TASK BRIEF: Print the line that has "Output a JSON" in it, then every remaining line of the data, exactly and without anything extra.

EXTRACTED RECORDS:
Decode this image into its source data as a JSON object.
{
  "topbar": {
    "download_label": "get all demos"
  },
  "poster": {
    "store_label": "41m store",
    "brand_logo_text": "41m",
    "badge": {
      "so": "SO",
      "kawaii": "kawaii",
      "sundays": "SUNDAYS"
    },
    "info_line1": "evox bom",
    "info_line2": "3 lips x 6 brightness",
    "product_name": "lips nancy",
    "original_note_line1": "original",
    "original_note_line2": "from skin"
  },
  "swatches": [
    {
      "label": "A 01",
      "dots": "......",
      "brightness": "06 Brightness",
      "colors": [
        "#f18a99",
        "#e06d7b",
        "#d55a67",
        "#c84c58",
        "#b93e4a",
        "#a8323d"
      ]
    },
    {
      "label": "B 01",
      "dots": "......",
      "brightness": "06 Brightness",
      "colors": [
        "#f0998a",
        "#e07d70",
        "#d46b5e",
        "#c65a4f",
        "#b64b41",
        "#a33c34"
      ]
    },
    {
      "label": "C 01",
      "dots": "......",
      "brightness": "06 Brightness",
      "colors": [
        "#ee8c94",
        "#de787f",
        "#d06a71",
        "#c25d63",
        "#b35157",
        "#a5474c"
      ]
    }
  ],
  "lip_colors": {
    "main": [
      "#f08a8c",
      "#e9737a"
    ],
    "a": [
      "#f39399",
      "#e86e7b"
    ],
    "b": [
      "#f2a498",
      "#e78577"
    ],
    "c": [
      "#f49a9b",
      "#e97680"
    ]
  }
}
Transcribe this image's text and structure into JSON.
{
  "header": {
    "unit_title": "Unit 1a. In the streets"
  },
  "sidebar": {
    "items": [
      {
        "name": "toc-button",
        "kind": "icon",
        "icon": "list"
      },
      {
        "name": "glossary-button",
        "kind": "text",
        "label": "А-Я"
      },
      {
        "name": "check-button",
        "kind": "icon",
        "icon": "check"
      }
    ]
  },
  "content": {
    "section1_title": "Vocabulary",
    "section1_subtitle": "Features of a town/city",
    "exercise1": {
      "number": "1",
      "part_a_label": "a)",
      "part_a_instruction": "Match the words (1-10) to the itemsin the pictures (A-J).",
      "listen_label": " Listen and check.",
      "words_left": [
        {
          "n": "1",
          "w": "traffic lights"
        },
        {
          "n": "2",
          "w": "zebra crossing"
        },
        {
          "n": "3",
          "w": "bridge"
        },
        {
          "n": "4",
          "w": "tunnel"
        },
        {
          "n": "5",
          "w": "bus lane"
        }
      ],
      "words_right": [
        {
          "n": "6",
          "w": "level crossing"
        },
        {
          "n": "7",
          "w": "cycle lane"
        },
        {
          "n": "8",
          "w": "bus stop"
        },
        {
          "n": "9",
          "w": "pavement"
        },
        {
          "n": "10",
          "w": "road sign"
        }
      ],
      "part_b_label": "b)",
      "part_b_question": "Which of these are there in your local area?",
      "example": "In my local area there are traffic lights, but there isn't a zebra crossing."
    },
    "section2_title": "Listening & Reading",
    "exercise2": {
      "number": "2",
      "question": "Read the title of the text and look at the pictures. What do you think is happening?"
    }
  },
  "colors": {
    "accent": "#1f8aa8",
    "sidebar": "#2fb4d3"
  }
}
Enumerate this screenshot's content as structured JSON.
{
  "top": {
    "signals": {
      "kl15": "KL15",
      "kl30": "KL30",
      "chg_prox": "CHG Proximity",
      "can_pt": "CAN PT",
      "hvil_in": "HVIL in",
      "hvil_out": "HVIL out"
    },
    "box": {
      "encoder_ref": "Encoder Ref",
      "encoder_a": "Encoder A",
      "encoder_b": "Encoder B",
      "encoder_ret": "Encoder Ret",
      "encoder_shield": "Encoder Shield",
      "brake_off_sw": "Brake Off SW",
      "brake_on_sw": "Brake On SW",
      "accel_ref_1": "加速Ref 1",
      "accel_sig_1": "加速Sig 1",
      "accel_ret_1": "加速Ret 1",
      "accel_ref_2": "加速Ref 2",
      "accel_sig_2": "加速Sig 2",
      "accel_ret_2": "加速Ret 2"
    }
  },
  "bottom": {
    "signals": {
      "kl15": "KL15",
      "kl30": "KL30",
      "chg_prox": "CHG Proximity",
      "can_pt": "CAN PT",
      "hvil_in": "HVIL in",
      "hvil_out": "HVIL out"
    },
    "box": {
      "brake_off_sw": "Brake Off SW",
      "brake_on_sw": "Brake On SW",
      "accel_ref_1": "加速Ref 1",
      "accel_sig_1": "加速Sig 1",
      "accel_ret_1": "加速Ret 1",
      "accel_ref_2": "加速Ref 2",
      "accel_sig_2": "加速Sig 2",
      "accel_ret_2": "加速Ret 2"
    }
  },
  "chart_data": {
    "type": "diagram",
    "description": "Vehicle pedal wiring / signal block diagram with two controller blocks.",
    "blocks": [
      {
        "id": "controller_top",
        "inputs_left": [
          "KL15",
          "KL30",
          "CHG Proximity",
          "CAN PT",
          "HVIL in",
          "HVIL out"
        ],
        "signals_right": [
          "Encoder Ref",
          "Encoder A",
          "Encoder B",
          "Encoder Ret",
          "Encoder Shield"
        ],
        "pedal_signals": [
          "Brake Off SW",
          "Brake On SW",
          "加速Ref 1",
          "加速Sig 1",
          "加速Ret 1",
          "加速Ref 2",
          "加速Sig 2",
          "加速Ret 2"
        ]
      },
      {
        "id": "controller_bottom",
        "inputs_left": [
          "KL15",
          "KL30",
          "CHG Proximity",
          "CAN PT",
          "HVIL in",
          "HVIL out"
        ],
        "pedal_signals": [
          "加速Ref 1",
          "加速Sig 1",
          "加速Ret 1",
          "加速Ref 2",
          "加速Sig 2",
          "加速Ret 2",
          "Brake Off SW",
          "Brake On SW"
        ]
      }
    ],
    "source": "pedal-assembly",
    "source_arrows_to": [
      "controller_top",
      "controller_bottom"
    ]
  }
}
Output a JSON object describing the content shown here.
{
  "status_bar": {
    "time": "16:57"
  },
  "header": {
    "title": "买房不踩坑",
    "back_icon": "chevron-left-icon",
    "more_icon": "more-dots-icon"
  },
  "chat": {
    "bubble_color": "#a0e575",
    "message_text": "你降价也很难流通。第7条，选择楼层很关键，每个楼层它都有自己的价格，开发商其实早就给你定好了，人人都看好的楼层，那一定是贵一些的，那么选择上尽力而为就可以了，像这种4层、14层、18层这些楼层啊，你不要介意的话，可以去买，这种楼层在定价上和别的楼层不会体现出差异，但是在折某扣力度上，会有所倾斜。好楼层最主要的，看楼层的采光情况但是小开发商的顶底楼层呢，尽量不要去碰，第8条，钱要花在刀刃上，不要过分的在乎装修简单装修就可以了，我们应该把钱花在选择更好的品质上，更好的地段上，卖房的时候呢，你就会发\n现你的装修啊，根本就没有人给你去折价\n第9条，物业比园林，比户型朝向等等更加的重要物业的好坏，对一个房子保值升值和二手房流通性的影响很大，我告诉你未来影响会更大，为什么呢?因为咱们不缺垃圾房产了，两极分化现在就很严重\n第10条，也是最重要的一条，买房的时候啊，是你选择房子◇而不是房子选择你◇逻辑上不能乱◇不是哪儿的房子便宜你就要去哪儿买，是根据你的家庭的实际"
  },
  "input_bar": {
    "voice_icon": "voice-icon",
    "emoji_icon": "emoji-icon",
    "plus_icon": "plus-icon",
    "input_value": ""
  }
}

TASK OUTPUT:
Output a JSON object describing the content shown here.
{
  "status_bar": {
    "time": "16:57"
  },
  "header": {
    "title": "买房不踩坑",
    "back_icon": "chevron-left-icon",
    "more_icon": "more-dots-icon"
  },
  "chat": {
    "bubble_color": "#a0e575",
    "message_text": "你降价也很难流通。第7条，选择楼层很关键，每个楼层它都有自己的价格，开发商其实早就给你定好了，人人都看好的楼层，那一定是贵一些的，那么选择上尽力而为就可以了，像这种4层、14层、18层这些楼层啊，你不要介意的话，可以去买，这种楼层在定价上和别的楼层不会体现出差异，但是在折某扣力度上，会有所倾斜。好楼层最主要的，看楼层的采光情况但是小开发商的顶底楼层呢，尽量不要去碰，第8条，钱要花在刀刃上，不要过分的在乎装修简单装修就可以了，我们应该把钱花在选择更好的品质上，更好的地段上，卖房的时候呢，你就会发\n现你的装修啊，根本就没有人给你去折价\n第9条，物业比园林，比户型朝向等等更加的重要物业的好坏，对一个房子保值升值和二手房流通性的影响很大，我告诉你未来影响会更大，为什么呢?因为咱们不缺垃圾房产了，两极分化现在就很严重\n第10条，也是最重要的一条，买房的时候啊，是你选择房子◇而不是房子选择你◇逻辑上不能乱◇不是哪儿的房子便宜你就要去哪儿买，是根据你的家庭的实际"
  },
  "input_bar": {
    "voice_icon": "voice-icon",
    "emoji_icon": "emoji-icon",
    "plus_icon": "plus-icon",
    "input_value": ""
  }
}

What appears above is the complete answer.